'''

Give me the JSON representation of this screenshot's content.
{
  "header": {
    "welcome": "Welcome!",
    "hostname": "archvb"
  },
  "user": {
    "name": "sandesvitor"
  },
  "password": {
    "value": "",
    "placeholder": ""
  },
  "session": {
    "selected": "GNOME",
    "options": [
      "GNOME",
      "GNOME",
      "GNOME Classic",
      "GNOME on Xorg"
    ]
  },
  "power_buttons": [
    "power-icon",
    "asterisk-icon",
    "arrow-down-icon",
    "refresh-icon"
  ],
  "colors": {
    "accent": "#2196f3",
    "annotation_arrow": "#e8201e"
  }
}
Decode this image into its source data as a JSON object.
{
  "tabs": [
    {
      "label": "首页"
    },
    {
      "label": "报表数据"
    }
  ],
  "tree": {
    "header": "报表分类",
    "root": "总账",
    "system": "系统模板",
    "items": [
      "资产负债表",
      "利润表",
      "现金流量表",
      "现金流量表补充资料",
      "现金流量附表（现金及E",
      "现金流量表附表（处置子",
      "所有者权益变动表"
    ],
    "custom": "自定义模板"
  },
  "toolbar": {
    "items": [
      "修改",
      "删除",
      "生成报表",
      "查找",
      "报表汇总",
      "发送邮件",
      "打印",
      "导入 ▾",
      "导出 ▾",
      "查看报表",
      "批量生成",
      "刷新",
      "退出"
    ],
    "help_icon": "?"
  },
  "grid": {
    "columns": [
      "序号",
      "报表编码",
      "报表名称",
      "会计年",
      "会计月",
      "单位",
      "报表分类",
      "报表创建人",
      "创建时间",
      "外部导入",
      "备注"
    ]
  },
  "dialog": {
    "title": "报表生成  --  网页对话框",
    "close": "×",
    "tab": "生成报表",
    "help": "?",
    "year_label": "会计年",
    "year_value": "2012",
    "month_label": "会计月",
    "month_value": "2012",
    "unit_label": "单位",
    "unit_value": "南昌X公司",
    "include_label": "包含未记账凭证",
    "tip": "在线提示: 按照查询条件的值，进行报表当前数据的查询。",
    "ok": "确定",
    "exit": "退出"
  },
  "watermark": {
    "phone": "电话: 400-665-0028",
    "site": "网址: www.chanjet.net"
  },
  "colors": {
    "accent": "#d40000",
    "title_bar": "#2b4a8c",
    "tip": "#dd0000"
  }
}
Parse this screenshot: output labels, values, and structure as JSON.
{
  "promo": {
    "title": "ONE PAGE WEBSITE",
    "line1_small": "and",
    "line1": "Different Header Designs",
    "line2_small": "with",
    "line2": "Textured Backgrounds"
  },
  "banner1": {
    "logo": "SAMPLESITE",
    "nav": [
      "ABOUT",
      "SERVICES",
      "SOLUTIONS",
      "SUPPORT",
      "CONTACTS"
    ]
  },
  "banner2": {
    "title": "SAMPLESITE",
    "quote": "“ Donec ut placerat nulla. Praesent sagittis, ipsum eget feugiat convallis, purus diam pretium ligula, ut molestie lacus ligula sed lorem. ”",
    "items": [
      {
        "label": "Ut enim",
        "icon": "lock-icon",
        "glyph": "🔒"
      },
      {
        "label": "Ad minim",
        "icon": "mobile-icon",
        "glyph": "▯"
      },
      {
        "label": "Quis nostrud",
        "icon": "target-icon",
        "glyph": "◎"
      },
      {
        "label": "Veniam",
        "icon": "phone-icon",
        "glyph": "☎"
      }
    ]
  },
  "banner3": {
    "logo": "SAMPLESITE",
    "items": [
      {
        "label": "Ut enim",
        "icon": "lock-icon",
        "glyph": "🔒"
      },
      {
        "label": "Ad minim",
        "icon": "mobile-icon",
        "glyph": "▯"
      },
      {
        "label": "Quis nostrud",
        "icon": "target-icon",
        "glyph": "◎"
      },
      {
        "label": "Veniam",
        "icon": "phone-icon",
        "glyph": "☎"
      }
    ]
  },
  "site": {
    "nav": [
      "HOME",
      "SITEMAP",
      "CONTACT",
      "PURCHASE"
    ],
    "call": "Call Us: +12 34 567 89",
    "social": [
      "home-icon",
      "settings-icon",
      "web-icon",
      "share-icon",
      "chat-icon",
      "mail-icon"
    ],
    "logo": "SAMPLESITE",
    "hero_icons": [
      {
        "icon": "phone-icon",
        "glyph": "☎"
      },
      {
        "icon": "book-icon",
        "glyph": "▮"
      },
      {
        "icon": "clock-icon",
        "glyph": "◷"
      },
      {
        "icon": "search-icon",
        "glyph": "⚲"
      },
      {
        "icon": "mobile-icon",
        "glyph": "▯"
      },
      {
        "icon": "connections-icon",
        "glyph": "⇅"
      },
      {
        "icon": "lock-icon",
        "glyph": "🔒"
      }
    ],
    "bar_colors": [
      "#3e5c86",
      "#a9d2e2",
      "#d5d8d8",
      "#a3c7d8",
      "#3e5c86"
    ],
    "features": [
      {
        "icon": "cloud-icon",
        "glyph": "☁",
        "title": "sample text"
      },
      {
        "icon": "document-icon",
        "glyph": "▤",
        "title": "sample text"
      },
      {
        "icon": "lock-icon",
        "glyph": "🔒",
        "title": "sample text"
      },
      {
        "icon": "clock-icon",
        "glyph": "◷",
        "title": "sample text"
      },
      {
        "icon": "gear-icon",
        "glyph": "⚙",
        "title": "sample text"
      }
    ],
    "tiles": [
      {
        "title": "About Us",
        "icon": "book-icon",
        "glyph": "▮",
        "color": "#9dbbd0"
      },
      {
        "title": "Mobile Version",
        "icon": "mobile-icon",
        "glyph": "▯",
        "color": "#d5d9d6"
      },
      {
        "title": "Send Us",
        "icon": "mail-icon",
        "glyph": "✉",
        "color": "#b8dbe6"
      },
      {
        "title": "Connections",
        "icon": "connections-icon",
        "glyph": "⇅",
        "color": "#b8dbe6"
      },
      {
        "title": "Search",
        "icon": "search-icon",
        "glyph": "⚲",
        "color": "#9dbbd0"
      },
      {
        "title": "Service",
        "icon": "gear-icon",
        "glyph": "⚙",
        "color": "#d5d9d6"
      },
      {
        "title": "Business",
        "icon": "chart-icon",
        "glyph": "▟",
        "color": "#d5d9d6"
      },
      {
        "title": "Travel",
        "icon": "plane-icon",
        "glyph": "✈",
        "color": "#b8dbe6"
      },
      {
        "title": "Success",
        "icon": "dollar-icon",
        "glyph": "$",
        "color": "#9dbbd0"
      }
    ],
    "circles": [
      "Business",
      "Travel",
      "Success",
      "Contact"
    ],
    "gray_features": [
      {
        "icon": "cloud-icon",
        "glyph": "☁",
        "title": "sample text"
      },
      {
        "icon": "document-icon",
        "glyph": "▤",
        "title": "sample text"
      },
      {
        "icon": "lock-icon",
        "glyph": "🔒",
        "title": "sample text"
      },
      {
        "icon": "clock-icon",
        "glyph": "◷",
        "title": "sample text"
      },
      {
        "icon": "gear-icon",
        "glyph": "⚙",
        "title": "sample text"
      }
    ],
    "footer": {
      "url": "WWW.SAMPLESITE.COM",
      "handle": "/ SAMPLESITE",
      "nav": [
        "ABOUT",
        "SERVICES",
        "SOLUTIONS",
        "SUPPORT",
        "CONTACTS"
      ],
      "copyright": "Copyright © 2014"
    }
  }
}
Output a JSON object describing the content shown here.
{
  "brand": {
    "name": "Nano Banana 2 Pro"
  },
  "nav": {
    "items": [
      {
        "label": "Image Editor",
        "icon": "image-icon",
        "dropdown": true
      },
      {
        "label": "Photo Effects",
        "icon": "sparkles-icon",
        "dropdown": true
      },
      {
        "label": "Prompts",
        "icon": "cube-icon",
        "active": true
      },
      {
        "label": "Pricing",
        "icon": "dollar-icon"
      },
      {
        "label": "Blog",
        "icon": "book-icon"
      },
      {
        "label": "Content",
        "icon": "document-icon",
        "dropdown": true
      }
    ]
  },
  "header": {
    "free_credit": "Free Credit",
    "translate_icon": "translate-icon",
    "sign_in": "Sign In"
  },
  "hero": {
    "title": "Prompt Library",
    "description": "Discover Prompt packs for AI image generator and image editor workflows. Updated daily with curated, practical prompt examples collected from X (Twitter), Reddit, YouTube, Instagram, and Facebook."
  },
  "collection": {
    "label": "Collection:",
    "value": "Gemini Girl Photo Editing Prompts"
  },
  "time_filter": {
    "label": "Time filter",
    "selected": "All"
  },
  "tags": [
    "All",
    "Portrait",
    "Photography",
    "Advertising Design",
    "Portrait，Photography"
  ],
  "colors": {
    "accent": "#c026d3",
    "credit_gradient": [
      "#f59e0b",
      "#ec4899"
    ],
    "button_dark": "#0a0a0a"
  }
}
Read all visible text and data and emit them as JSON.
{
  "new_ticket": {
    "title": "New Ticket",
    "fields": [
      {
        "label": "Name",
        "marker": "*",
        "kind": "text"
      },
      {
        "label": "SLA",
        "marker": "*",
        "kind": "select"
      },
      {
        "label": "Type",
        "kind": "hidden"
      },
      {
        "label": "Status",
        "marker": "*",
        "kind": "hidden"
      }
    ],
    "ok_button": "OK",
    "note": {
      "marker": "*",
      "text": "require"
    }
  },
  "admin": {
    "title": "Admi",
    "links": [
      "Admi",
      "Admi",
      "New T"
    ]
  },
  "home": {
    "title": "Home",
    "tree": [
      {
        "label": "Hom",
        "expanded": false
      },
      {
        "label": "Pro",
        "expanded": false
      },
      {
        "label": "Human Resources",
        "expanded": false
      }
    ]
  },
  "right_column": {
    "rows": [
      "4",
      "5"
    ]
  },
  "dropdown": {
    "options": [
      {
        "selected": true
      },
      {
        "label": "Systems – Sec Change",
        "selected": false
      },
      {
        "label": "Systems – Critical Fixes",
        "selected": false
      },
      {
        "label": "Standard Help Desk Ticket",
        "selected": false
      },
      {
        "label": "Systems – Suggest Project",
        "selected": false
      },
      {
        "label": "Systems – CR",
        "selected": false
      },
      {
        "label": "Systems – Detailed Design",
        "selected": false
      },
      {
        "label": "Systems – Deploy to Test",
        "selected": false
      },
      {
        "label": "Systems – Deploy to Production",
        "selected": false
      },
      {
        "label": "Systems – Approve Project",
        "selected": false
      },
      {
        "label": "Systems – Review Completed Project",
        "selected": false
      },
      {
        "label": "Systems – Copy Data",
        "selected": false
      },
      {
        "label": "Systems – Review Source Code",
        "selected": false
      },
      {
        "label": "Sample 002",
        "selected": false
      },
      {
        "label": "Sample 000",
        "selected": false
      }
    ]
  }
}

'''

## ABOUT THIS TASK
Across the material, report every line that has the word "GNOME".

## RESULT
    "selected": "GNOME",
      "GNOME",
      "GNOME",
      "GNOME Classic",
      "GNOME on Xorg"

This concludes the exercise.